Indigenous cannabis entrepreneurs face licensing issues, tax challenges


Lewis Mitchell, a former police chief on the Mohawk territory of Akwesasne, chuckled when asked if he thought he would have trouble finding customers when his first batch of cannabis is ready for sale around summertime.

“No, not at all,” the president of Seven Leaf said at his company’s production facility along the St. Lawrence River, about 130 kilometres southwest of Montreal. They just won’t be in his own community, at least not for now.

It has been six months since the federal Liberal government legalized marijuana in Canada, leaving it up to the provinces to manage sale and distribution. First Nations people have jumped in on the action, but reserve politics and jurisdictional issues have complicated legalization in Indigenous communities.

Akwesasne is a glaring example.

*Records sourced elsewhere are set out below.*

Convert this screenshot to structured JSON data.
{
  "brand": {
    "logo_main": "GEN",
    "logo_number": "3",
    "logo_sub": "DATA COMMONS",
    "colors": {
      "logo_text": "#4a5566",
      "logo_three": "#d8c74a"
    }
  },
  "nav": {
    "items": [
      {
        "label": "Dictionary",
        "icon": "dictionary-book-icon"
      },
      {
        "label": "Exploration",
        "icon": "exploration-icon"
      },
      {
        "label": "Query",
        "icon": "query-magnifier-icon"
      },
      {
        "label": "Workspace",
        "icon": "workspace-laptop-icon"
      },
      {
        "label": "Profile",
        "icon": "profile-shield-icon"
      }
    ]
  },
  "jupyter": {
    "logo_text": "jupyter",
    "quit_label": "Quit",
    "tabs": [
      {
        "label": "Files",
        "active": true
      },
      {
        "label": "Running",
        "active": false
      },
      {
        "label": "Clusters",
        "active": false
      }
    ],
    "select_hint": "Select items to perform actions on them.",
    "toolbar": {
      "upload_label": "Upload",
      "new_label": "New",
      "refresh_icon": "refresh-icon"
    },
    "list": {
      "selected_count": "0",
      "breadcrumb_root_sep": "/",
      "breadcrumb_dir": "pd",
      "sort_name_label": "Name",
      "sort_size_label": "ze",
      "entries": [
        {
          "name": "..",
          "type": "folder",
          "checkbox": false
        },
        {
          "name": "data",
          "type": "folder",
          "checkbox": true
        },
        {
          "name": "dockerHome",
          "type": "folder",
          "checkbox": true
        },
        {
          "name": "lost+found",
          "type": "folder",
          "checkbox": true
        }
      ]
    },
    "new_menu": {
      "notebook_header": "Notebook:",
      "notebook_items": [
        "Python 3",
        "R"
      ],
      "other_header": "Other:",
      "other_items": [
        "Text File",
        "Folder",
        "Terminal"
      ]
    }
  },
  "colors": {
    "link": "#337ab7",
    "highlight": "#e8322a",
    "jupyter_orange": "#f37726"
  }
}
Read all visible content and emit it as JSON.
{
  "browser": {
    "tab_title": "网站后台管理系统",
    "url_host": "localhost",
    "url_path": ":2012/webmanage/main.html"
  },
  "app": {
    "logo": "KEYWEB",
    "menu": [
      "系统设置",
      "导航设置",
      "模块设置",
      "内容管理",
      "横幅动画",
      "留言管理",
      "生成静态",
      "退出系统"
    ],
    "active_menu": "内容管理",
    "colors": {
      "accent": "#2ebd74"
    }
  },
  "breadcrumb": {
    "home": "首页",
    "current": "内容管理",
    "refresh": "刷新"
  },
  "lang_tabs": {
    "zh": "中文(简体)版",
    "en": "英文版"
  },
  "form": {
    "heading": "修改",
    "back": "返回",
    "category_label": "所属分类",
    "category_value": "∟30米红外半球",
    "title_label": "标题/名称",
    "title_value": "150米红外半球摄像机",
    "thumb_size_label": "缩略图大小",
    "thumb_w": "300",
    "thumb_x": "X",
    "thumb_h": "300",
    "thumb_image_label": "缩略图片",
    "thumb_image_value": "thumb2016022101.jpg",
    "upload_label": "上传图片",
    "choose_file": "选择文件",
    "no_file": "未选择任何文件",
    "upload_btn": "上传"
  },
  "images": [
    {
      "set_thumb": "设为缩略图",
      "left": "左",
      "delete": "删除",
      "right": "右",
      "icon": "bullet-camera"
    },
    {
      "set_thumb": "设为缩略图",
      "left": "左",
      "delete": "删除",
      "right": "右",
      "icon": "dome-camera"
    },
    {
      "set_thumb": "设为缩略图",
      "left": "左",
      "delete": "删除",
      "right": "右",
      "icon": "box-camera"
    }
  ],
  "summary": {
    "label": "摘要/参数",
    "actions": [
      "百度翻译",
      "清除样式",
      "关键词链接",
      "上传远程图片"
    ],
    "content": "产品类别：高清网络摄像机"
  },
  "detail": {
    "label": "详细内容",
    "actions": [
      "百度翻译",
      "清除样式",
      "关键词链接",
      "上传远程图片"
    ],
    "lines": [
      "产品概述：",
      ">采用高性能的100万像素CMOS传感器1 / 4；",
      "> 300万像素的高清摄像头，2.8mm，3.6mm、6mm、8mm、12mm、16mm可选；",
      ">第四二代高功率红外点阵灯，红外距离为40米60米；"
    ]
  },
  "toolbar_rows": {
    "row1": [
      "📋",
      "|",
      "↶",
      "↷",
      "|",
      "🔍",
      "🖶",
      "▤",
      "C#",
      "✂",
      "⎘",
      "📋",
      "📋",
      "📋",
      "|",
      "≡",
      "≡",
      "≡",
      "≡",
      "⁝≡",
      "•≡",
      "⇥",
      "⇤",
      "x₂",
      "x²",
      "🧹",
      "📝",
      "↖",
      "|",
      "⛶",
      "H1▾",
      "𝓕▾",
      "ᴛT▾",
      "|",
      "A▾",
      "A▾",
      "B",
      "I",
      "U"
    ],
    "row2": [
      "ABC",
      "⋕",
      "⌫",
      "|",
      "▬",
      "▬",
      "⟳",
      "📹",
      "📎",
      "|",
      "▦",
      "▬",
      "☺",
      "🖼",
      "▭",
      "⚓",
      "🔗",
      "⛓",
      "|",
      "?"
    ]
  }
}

The Mohawk territory is located within the borders of Ontario, Quebec and New York State. Quebec created a provincial retail monopoly for cannabis and isn’t issuing licenses to non-state actors. Ontario, meanwhile, capped its retail licenses at 25 and

Ga naar Bron